Data provided below:

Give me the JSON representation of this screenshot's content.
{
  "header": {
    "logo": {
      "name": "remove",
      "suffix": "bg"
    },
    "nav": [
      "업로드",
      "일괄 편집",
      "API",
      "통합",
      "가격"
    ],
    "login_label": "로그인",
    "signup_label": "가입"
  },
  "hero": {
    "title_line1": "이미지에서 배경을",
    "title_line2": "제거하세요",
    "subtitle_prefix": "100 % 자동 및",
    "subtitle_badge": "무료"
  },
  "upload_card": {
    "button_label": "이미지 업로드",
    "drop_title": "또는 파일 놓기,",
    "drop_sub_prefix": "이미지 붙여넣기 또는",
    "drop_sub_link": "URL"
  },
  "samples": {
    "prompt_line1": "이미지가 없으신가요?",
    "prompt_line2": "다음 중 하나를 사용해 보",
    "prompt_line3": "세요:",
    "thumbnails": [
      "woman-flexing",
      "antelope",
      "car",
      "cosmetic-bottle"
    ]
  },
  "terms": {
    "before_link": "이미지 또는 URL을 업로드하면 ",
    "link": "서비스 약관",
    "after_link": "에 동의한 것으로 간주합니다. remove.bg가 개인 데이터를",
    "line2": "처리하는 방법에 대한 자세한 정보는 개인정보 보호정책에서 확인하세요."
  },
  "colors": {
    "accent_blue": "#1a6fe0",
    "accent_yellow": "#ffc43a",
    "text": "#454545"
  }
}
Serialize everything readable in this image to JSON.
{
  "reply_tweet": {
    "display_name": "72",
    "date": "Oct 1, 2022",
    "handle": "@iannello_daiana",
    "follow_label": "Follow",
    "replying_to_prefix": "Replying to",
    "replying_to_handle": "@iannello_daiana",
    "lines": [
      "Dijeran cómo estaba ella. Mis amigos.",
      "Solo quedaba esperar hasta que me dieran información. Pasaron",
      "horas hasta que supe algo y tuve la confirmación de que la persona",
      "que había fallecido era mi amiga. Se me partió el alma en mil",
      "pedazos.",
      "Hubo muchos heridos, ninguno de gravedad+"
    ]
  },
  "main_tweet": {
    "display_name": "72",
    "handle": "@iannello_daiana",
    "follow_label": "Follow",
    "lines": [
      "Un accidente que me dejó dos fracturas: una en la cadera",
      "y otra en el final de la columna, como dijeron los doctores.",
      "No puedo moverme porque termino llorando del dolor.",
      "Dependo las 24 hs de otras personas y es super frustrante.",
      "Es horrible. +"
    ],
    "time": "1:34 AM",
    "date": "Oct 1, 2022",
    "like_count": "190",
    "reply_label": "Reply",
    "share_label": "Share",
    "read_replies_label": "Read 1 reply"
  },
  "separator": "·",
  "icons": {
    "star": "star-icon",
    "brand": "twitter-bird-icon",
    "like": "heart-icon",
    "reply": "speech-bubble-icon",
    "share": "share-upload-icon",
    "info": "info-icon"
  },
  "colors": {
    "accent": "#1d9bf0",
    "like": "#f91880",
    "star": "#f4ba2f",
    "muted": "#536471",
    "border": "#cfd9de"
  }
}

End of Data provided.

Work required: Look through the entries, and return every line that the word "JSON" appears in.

Result below:
Give me the JSON representation of this screenshot's content.
Serialize everything readable in this image to JSON.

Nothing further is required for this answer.